[[ Supplied records open ]]

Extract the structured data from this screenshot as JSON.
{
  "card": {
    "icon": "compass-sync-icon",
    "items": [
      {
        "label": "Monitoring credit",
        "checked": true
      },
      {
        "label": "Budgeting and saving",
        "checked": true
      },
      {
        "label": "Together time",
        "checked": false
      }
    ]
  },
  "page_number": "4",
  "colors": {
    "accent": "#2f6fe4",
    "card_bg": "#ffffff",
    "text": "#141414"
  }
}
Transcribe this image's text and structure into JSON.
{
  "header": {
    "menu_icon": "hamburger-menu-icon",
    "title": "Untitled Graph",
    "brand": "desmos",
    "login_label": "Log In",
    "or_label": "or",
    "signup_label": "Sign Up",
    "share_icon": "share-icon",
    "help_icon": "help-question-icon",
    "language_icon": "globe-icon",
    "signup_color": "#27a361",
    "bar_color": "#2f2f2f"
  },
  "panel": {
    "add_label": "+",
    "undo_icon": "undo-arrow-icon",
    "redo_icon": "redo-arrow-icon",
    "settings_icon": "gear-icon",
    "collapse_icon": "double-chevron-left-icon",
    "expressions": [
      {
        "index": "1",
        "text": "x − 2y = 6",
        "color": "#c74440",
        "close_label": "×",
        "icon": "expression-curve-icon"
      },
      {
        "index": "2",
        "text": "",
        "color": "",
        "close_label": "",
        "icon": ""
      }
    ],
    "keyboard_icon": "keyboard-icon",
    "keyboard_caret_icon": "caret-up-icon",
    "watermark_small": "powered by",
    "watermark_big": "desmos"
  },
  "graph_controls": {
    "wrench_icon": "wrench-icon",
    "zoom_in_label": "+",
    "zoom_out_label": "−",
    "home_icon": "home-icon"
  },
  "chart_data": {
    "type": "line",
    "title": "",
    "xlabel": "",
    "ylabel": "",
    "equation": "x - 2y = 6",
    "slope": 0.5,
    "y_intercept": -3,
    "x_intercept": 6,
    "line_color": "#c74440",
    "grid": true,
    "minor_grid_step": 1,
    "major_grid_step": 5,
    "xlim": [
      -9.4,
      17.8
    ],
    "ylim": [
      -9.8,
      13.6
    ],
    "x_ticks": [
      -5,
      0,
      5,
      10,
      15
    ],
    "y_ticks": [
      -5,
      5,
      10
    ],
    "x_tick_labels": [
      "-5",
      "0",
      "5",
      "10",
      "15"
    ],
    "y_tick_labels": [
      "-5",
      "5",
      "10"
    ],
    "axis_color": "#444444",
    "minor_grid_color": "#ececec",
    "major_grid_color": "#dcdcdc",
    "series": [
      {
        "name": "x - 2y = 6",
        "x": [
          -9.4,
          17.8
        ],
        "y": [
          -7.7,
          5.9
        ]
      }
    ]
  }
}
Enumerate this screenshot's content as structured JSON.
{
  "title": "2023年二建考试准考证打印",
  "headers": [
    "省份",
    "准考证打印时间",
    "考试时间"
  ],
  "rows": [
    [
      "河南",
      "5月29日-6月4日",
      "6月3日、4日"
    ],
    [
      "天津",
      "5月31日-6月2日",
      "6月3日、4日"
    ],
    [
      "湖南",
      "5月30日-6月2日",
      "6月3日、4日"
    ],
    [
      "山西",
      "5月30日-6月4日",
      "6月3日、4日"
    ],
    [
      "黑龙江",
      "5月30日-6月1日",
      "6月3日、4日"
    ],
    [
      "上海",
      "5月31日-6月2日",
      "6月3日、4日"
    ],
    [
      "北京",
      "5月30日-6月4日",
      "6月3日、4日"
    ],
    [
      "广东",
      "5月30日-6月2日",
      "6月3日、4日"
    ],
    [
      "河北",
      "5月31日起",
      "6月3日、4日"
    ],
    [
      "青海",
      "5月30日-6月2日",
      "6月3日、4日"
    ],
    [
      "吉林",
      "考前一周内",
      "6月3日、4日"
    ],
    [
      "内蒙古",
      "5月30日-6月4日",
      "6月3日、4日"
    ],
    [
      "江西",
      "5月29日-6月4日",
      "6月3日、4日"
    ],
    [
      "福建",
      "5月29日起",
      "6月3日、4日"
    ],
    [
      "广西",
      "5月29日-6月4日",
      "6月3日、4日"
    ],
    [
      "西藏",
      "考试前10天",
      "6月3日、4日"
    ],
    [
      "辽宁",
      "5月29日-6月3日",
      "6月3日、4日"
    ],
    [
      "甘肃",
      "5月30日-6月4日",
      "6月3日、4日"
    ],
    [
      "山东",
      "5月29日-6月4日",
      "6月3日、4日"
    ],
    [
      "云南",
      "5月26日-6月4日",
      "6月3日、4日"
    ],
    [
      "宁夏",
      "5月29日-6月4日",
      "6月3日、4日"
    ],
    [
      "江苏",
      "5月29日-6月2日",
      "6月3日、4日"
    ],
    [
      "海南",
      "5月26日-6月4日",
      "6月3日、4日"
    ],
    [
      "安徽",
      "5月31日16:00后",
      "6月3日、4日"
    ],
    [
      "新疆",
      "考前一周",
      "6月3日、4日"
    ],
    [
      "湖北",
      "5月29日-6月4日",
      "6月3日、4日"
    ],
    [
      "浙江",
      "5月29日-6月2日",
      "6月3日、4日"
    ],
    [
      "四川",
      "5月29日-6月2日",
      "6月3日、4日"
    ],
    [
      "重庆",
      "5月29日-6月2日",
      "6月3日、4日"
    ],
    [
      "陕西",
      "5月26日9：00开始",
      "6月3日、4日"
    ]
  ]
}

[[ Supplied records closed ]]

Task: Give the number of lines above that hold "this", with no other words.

Answer area: 3